#### Dataset rows for apps and sites

▬▬▬▬▬▬

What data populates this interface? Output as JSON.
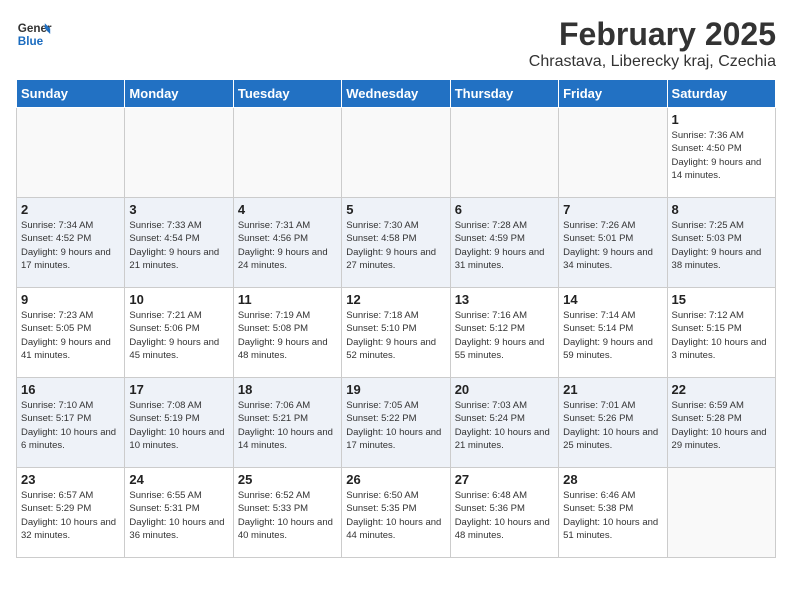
{
  "logo": {
    "text_general": "General",
    "text_blue": "Blue"
  },
  "header": {
    "month": "February 2025",
    "location": "Chrastava, Liberecky kraj, Czechia"
  },
  "weekdays": [
    "Sunday",
    "Monday",
    "Tuesday",
    "Wednesday",
    "Thursday",
    "Friday",
    "Saturday"
  ],
  "weeks": [
    [
      {
        "day": "",
        "info": ""
      },
      {
        "day": "",
        "info": ""
      },
      {
        "day": "",
        "info": ""
      },
      {
        "day": "",
        "info": ""
      },
      {
        "day": "",
        "info": ""
      },
      {
        "day": "",
        "info": ""
      },
      {
        "day": "1",
        "info": "Sunrise: 7:36 AM\nSunset: 4:50 PM\nDaylight: 9 hours and 14 minutes."
      }
    ],
    [
      {
        "day": "2",
        "info": "Sunrise: 7:34 AM\nSunset: 4:52 PM\nDaylight: 9 hours and 17 minutes."
      },
      {
        "day": "3",
        "info": "Sunrise: 7:33 AM\nSunset: 4:54 PM\nDaylight: 9 hours and 21 minutes."
      },
      {
        "day": "4",
        "info": "Sunrise: 7:31 AM\nSunset: 4:56 PM\nDaylight: 9 hours and 24 minutes."
      },
      {
        "day": "5",
        "info": "Sunrise: 7:30 AM\nSunset: 4:58 PM\nDaylight: 9 hours and 27 minutes."
      },
      {
        "day": "6",
        "info": "Sunrise: 7:28 AM\nSunset: 4:59 PM\nDaylight: 9 hours and 31 minutes."
      },
      {
        "day": "7",
        "info": "Sunrise: 7:26 AM\nSunset: 5:01 PM\nDaylight: 9 hours and 34 minutes."
      },
      {
        "day": "8",
        "info": "Sunrise: 7:25 AM\nSunset: 5:03 PM\nDaylight: 9 hours and 38 minutes."
      }
    ],
    [
      {
        "day": "9",
        "info": "Sunrise: 7:23 AM\nSunset: 5:05 PM\nDaylight: 9 hours and 41 minutes."
      },
      {
        "day": "10",
        "info": "Sunrise: 7:21 AM\nSunset: 5:06 PM\nDaylight: 9 hours and 45 minutes."
      },
      {
        "day": "11",
        "info": "Sunrise: 7:19 AM\nSunset: 5:08 PM\nDaylight: 9 hours and 48 minutes."
      },
      {
        "day": "12",
        "info": "Sunrise: 7:18 AM\nSunset: 5:10 PM\nDaylight: 9 hours and 52 minutes."
      },
      {
        "day": "13",
        "info": "Sunrise: 7:16 AM\nSunset: 5:12 PM\nDaylight: 9 hours and 55 minutes."
      },
      {
        "day": "14",
        "info": "Sunrise: 7:14 AM\nSunset: 5:14 PM\nDaylight: 9 hours and 59 minutes."
      },
      {
        "day": "15",
        "info": "Sunrise: 7:12 AM\nSunset: 5:15 PM\nDaylight: 10 hours and 3 minutes."
      }
    ],
    [
      {
        "day": "16",
        "info": "Sunrise: 7:10 AM\nSunset: 5:17 PM\nDaylight: 10 hours and 6 minutes."
      },
      {
        "day": "17",
        "info": "Sunrise: 7:08 AM\nSunset: 5:19 PM\nDaylight: 10 hours and 10 minutes."
      },
      {
        "day": "18",
        "info": "Sunrise: 7:06 AM\nSunset: 5:21 PM\nDaylight: 10 hours and 14 minutes."
      },
      {
        "day": "19",
        "info": "Sunrise: 7:05 AM\nSunset: 5:22 PM\nDaylight: 10 hours and 17 minutes."
      },
      {
        "day": "20",
        "info": "Sunrise: 7:03 AM\nSunset: 5:24 PM\nDaylight: 10 hours and 21 minutes."
      },
      {
        "day": "21",
        "info": "Sunrise: 7:01 AM\nSunset: 5:26 PM\nDaylight: 10 hours and 25 minutes."
      },
      {
        "day": "22",
        "info": "Sunrise: 6:59 AM\nSunset: 5:28 PM\nDaylight: 10 hours and 29 minutes."
      }
    ],
    [
      {
        "day": "23",
        "info": "Sunrise: 6:57 AM\nSunset: 5:29 PM\nDaylight: 10 hours and 32 minutes."
      },
      {
        "day": "24",
        "info": "Sunrise: 6:55 AM\nSunset: 5:31 PM\nDaylight: 10 hours and 36 minutes."
      },
      {
        "day": "25",
        "info": "Sunrise: 6:52 AM\nSunset: 5:33 PM\nDaylight: 10 hours and 40 minutes."
      },
      {
        "day": "26",
        "info": "Sunrise: 6:50 AM\nSunset: 5:35 PM\nDaylight: 10 hours and 44 minutes."
      },
      {
        "day": "27",
        "info": "Sunrise: 6:48 AM\nSunset: 5:36 PM\nDaylight: 10 hours and 48 minutes."
      },
      {
        "day": "28",
        "info": "Sunrise: 6:46 AM\nSunset: 5:38 PM\nDaylight: 10 hours and 51 minutes."
      },
      {
        "day": "",
        "info": ""
      }
    ]
  ]
}
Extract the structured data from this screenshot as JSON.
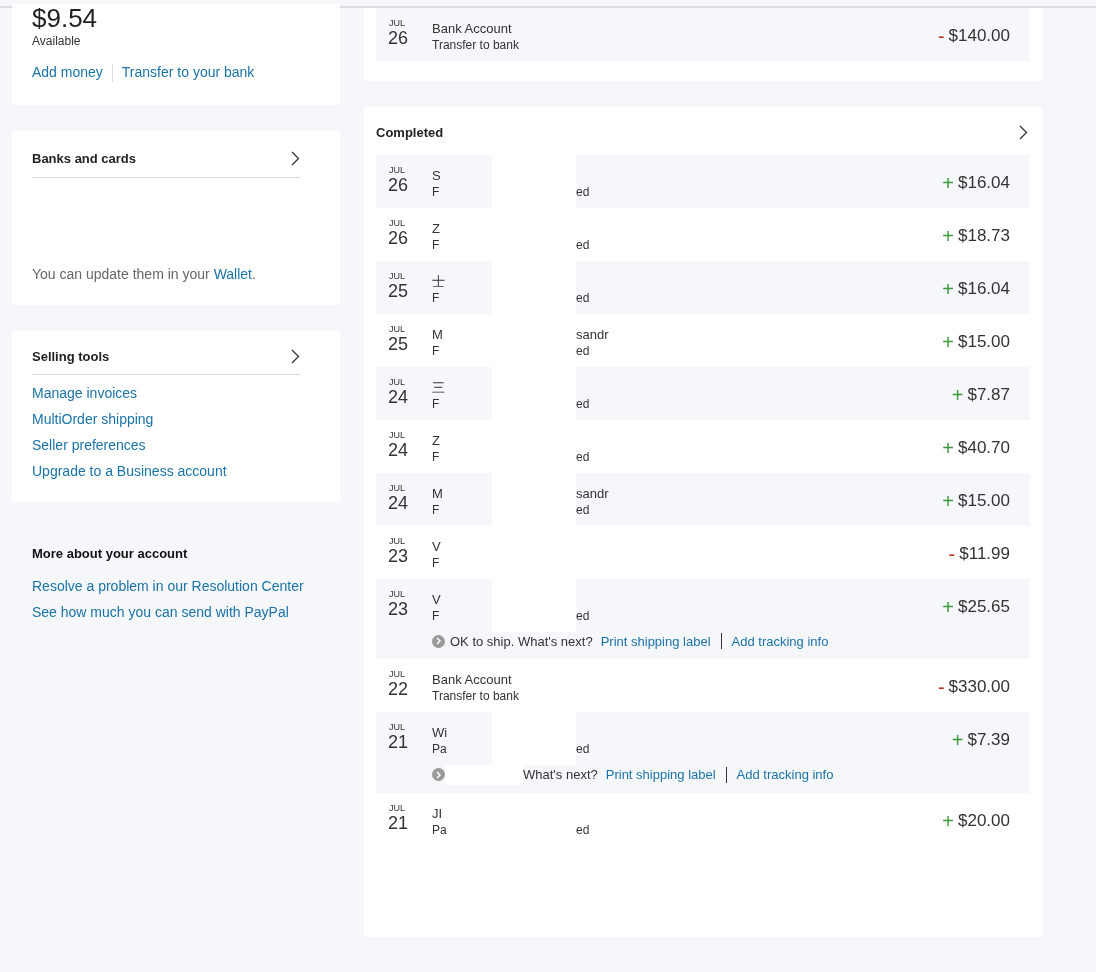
{
  "balance": {
    "amount": "$9.54",
    "label": "Available",
    "links": [
      "Add money",
      "Transfer to your bank"
    ]
  },
  "banks": {
    "title": "Banks and cards",
    "note_before": "You can update them in your",
    "note_link": "Wallet",
    "note_after": "."
  },
  "selling_tools": {
    "title": "Selling tools",
    "links": [
      "Manage invoices",
      "MultiOrder shipping",
      "Seller preferences",
      "Upgrade to a Business account"
    ]
  },
  "more": {
    "title": "More about your account",
    "links": [
      "Resolve a problem in our Resolution Center",
      "See how much you can send with PayPal"
    ]
  },
  "pending": [
    {
      "month": "JUL",
      "day": "26",
      "name": "Bank Account",
      "detail": "Transfer to bank",
      "sign": "-",
      "amount": "$140.00"
    }
  ],
  "completed": {
    "title": "Completed",
    "rows": [
      {
        "month": "JUL",
        "day": "26",
        "name": "S",
        "detail": "F",
        "detail_end": "ed",
        "sign": "+",
        "amount": "$16.04",
        "kind": "redacted"
      },
      {
        "month": "JUL",
        "day": "26",
        "name": "Z",
        "detail": "F",
        "detail_end": "ed",
        "sign": "+",
        "amount": "$18.73",
        "kind": "redacted"
      },
      {
        "month": "JUL",
        "day": "25",
        "name": "士",
        "detail": "F",
        "detail_end": "ed",
        "sign": "+",
        "amount": "$16.04",
        "kind": "redacted"
      },
      {
        "month": "JUL",
        "day": "25",
        "name": "M",
        "name_end": "sandr",
        "detail": "F",
        "detail_end": "ed",
        "sign": "+",
        "amount": "$15.00",
        "kind": "redacted"
      },
      {
        "month": "JUL",
        "day": "24",
        "name": "三",
        "detail": "F",
        "detail_end": "ed",
        "sign": "+",
        "amount": "$7.87",
        "kind": "redacted"
      },
      {
        "month": "JUL",
        "day": "24",
        "name": "Z",
        "detail": "F",
        "detail_end": "ed",
        "sign": "+",
        "amount": "$40.70",
        "kind": "redacted"
      },
      {
        "month": "JUL",
        "day": "24",
        "name": "M",
        "name_end": "sandr",
        "detail": "F",
        "detail_end": "ed",
        "sign": "+",
        "amount": "$15.00",
        "kind": "redacted"
      },
      {
        "month": "JUL",
        "day": "23",
        "name": "V",
        "detail": "F",
        "sign": "-",
        "amount": "$11.99",
        "kind": "redacted"
      },
      {
        "month": "JUL",
        "day": "23",
        "name": "V",
        "detail": "F",
        "detail_end": "ed",
        "sign": "+",
        "amount": "$25.65",
        "kind": "redacted",
        "ship": {
          "text": "OK to ship. What's next?",
          "links": [
            "Print shipping label",
            "Add tracking info"
          ]
        }
      },
      {
        "month": "JUL",
        "day": "22",
        "name": "Bank Account",
        "detail": "Transfer to bank",
        "sign": "-",
        "amount": "$330.00",
        "kind": "plain"
      },
      {
        "month": "JUL",
        "day": "21",
        "name": "Wi",
        "detail": "Pa",
        "detail_end": "ed",
        "sign": "+",
        "amount": "$7.39",
        "kind": "redacted",
        "ship": {
          "text": "What's next?",
          "links": [
            "Print shipping label",
            "Add tracking info"
          ],
          "covered": true
        }
      },
      {
        "month": "JUL",
        "day": "21",
        "name": "JI",
        "detail": "Pa",
        "detail_end": "ed",
        "sign": "+",
        "amount": "$20.00",
        "kind": "redacted"
      }
    ]
  }
}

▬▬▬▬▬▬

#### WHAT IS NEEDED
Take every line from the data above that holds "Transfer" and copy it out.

#### EXERCISE RESPONSE
      "Transfer to your bank"
      "detail": "Transfer to bank",
        "detail": "Transfer to bank",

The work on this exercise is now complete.